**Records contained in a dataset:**
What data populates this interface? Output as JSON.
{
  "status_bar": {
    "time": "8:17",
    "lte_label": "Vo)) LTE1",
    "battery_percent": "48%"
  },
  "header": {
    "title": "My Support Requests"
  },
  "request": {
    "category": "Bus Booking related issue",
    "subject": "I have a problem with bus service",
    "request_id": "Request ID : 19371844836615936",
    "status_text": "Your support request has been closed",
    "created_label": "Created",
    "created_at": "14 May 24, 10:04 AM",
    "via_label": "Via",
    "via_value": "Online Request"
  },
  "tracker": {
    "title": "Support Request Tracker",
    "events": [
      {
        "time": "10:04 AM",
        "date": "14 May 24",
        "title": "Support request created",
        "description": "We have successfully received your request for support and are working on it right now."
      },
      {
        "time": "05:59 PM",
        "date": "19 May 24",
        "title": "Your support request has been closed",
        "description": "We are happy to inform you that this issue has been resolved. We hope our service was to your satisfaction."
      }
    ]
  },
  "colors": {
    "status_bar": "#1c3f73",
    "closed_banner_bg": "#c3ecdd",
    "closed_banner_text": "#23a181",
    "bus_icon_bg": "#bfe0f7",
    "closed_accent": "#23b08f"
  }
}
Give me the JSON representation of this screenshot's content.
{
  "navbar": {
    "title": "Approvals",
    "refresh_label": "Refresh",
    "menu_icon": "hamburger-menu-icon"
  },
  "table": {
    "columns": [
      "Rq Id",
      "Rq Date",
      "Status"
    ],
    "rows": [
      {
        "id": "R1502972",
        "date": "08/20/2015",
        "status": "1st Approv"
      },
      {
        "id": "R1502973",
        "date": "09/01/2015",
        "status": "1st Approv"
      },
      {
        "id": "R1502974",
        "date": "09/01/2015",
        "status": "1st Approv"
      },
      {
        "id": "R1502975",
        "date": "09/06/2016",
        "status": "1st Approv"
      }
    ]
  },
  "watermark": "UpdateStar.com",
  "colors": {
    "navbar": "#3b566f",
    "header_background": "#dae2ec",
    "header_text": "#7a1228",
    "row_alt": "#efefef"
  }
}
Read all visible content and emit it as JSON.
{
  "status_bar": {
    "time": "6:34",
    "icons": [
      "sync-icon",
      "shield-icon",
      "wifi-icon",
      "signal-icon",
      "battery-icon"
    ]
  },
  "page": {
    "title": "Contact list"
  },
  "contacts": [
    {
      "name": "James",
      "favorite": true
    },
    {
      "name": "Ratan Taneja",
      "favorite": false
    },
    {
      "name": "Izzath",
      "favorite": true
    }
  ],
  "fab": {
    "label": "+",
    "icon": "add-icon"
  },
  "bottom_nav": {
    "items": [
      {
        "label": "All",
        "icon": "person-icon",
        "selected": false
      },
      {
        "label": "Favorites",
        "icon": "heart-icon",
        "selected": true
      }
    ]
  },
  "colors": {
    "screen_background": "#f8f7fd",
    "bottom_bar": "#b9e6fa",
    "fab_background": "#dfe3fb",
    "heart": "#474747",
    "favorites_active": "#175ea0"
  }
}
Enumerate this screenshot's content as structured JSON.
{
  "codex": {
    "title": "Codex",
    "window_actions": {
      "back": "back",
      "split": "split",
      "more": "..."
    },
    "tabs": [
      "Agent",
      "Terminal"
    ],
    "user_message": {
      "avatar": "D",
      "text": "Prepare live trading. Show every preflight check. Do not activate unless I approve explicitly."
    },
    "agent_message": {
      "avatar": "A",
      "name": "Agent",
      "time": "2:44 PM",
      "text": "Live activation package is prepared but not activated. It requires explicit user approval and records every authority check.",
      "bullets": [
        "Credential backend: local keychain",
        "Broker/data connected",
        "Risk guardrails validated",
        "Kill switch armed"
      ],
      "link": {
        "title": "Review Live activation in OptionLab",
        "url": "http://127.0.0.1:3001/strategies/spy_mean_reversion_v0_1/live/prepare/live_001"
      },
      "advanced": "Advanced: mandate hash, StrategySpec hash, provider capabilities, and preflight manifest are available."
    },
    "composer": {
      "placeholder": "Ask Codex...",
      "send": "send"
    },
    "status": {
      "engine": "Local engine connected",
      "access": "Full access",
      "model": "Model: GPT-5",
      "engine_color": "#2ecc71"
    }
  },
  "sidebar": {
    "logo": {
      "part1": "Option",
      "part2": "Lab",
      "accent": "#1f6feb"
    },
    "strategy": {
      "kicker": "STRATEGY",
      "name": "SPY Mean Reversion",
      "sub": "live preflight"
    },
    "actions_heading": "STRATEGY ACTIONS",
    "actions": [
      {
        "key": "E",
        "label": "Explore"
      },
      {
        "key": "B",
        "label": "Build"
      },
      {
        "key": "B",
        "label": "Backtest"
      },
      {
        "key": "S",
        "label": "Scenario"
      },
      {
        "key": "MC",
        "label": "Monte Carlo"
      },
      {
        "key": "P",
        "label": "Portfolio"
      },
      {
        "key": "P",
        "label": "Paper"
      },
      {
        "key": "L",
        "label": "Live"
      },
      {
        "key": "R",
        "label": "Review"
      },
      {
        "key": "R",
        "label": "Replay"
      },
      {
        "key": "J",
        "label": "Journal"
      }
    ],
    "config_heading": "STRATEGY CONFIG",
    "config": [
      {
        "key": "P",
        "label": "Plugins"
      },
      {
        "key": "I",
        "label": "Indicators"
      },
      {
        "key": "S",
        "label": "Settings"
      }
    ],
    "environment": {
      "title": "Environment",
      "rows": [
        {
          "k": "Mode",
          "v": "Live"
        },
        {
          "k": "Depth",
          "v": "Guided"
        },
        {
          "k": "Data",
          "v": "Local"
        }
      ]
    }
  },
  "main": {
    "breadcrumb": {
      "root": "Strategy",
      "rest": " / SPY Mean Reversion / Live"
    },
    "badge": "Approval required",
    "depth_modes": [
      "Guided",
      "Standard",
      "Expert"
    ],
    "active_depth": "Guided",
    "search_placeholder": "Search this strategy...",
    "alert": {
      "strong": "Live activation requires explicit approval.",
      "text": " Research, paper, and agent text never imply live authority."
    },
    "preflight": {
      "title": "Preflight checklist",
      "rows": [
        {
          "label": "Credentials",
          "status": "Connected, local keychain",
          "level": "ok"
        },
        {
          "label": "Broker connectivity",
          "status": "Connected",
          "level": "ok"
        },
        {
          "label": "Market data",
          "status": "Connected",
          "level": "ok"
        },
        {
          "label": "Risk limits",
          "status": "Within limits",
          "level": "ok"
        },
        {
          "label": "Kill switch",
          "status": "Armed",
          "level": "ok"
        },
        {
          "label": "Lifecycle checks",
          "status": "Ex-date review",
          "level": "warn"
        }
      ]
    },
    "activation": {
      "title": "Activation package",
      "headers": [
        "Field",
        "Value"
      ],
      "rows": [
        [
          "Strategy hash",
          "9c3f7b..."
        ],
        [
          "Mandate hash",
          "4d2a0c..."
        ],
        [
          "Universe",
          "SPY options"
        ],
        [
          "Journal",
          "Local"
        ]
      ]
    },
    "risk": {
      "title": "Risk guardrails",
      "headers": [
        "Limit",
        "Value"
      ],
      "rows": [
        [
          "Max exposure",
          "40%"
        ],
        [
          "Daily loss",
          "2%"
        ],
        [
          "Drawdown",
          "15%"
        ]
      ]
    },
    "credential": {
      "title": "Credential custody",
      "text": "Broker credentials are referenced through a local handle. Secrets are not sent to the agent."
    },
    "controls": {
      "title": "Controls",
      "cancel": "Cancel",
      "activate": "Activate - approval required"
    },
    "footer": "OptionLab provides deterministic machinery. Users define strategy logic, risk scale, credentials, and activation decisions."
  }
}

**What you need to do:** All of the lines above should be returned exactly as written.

**Solution:**
What data populates this interface? Output as JSON.
{
  "status_bar": {
    "time": "8:17",
    "lte_label": "Vo)) LTE1",
    "battery_percent": "48%"
  },
  "header": {
    "title": "My Support Requests"
  },
  "request": {
    "category": "Bus Booking related issue",
    "subject": "I have a problem with bus service",
    "request_id": "Request ID : 19371844836615936",
    "status_text": "Your support request has been closed",
    "created_label": "Created",
    "created_at": "14 May 24, 10:04 AM",
    "via_label": "Via",
    "via_value": "Online Request"
  },
  "tracker": {
    "title": "Support Request Tracker",
    "events": [
      {
        "time": "10:04 AM",
        "date": "14 May 24",
        "title": "Support request created",
        "description": "We have successfully received your request for support and are working on it right now."
      },
      {
        "time": "05:59 PM",
        "date": "19 May 24",
        "title": "Your support request has been closed",
        "description": "We are happy to inform you that this issue has been resolved. We hope our service was to your satisfaction."
      }
    ]
  },
  "colors": {
    "status_bar": "#1c3f73",
    "closed_banner_bg": "#c3ecdd",
    "closed_banner_text": "#23a181",
    "bus_icon_bg": "#bfe0f7",
    "closed_accent": "#23b08f"
  }
}
Give me the JSON representation of this screenshot's content.
{
  "navbar": {
    "title": "Approvals",
    "refresh_label": "Refresh",
    "menu_icon": "hamburger-menu-icon"
  },
  "table": {
    "columns": [
      "Rq Id",
      "Rq Date",
      "Status"
    ],
    "rows": [
      {
        "id": "R1502972",
        "date": "08/20/2015",
        "status": "1st Approv"
      },
      {
        "id": "R1502973",
        "date": "09/01/2015",
        "status": "1st Approv"
      },
      {
        "id": "R1502974",
        "date": "09/01/2015",
        "status": "1st Approv"
      },
      {
        "id": "R1502975",
        "date": "09/06/2016",
        "status": "1st Approv"
      }
    ]
  },
  "watermark": "UpdateStar.com",
  "colors": {
    "navbar": "#3b566f",
    "header_background": "#dae2ec",
    "header_text": "#7a1228",
    "row_alt": "#efefef"
  }
}
Read all visible content and emit it as JSON.
{
  "status_bar": {
    "time": "6:34",
    "icons": [
      "sync-icon",
      "shield-icon",
      "wifi-icon",
      "signal-icon",
      "battery-icon"
    ]
  },
  "page": {
    "title": "Contact list"
  },
  "contacts": [
    {
      "name": "James",
      "favorite": true
    },
    {
      "name": "Ratan Taneja",
      "favorite": false
    },
    {
      "name": "Izzath",
      "favorite": true
    }
  ],
  "fab": {
    "label": "+",
    "icon": "add-icon"
  },
  "bottom_nav": {
    "items": [
      {
        "label": "All",
        "icon": "person-icon",
        "selected": false
      },
      {
        "label": "Favorites",
        "icon": "heart-icon",
        "selected": true
      }
    ]
  },
  "colors": {
    "screen_background": "#f8f7fd",
    "bottom_bar": "#b9e6fa",
    "fab_background": "#dfe3fb",
    "heart": "#474747",
    "favorites_active": "#175ea0"
  }
}
Enumerate this screenshot's content as structured JSON.
{
  "codex": {
    "title": "Codex",
    "window_actions": {
      "back": "back",
      "split": "split",
      "more": "..."
    },
    "tabs": [
      "Agent",
      "Terminal"
    ],
    "user_message": {
      "avatar": "D",
      "text": "Prepare live trading. Show every preflight check. Do not activate unless I approve explicitly."
    },
    "agent_message": {
      "avatar": "A",
      "name": "Agent",
      "time": "2:44 PM",
      "text": "Live activation package is prepared but not activated. It requires explicit user approval and records every authority check.",
      "bullets": [
        "Credential backend: local keychain",
        "Broker/data connected",
        "Risk guardrails validated",
        "Kill switch armed"
      ],
      "link": {
        "title": "Review Live activation in OptionLab",
        "url": "http://127.0.0.1:3001/strategies/spy_mean_reversion_v0_1/live/prepare/live_001"
      },
      "advanced": "Advanced: mandate hash, StrategySpec hash, provider capabilities, and preflight manifest are available."
    },
    "composer": {
      "placeholder": "Ask Codex...",
      "send": "send"
    },
    "status": {
      "engine": "Local engine connected",
      "access": "Full access",
      "model": "Model: GPT-5",
      "engine_color": "#2ecc71"
    }
  },
  "sidebar": {
    "logo": {
      "part1": "Option",
      "part2": "Lab",
      "accent": "#1f6feb"
    },
    "strategy": {
      "kicker": "STRATEGY",
      "name": "SPY Mean Reversion",
      "sub": "live preflight"
    },
    "actions_heading": "STRATEGY ACTIONS",
    "actions": [
      {
        "key": "E",
        "label": "Explore"
      },
      {
        "key": "B",
        "label": "Build"
      },
      {
        "key": "B",
        "label": "Backtest"
      },
      {
        "key": "S",
        "label": "Scenario"
      },
      {
        "key": "MC",
        "label": "Monte Carlo"
      },
      {
        "key": "P",
        "label": "Portfolio"
      },
      {
        "key": "P",
        "label": "Paper"
      },
      {
        "key": "L",
        "label": "Live"
      },
      {
        "key": "R",
        "label": "Review"
      },
      {
        "key": "R",
        "label": "Replay"
      },
      {
        "key": "J",
        "label": "Journal"
      }
    ],
    "config_heading": "STRATEGY CONFIG",
    "config": [
      {
        "key": "P",
        "label": "Plugins"
      },
      {
        "key": "I",
        "label": "Indicators"
      },
      {
        "key": "S",
        "label": "Settings"
      }
    ],
    "environment": {
      "title": "Environment",
      "rows": [
        {
          "k": "Mode",
          "v": "Live"
        },
        {
          "k": "Depth",
          "v": "Guided"
        },
        {
          "k": "Data",
          "v": "Local"
        }
      ]
    }
  },
  "main": {
    "breadcrumb": {
      "root": "Strategy",
      "rest": " / SPY Mean Reversion / Live"
    },
    "badge": "Approval required",
    "depth_modes": [
      "Guided",
      "Standard",
      "Expert"
    ],
    "active_depth": "Guided",
    "search_placeholder": "Search this strategy...",
    "alert": {
      "strong": "Live activation requires explicit approval.",
      "text": " Research, paper, and agent text never imply live authority."
    },
    "preflight": {
      "title": "Preflight checklist",
      "rows": [
        {
          "label": "Credentials",
          "status": "Connected, local keychain",
          "level": "ok"
        },
        {
          "label": "Broker connectivity",
          "status": "Connected",
          "level": "ok"
        },
        {
          "label": "Market data",
          "status": "Connected",
          "level": "ok"
        },
        {
          "label": "Risk limits",
          "status": "Within limits",
          "level": "ok"
        },
        {
          "label": "Kill switch",
          "status": "Armed",
          "level": "ok"
        },
        {
          "label": "Lifecycle checks",
          "status": "Ex-date review",
          "level": "warn"
        }
      ]
    },
    "activation": {
      "title": "Activation package",
      "headers": [
        "Field",
        "Value"
      ],
      "rows": [
        [
          "Strategy hash",
          "9c3f7b..."
        ],
        [
          "Mandate hash",
          "4d2a0c..."
        ],
        [
          "Universe",
          "SPY options"
        ],
        [
          "Journal",
          "Local"
        ]
      ]
    },
    "risk": {
      "title": "Risk guardrails",
      "headers": [
        "Limit",
        "Value"
      ],
      "rows": [
        [
          "Max exposure",
          "40%"
        ],
        [
          "Daily loss",
          "2%"
        ],
        [
          "Drawdown",
          "15%"
        ]
      ]
    },
    "credential": {
      "title": "Credential custody",
      "text": "Broker credentials are referenced through a local handle. Secrets are not sent to the agent."
    },
    "controls": {
      "title": "Controls",
      "cancel": "Cancel",
      "activate": "Activate - approval required"
    },
    "footer": "OptionLab provides deterministic machinery. Users define strategy logic, risk scale, credentials, and activation decisions."
  }
}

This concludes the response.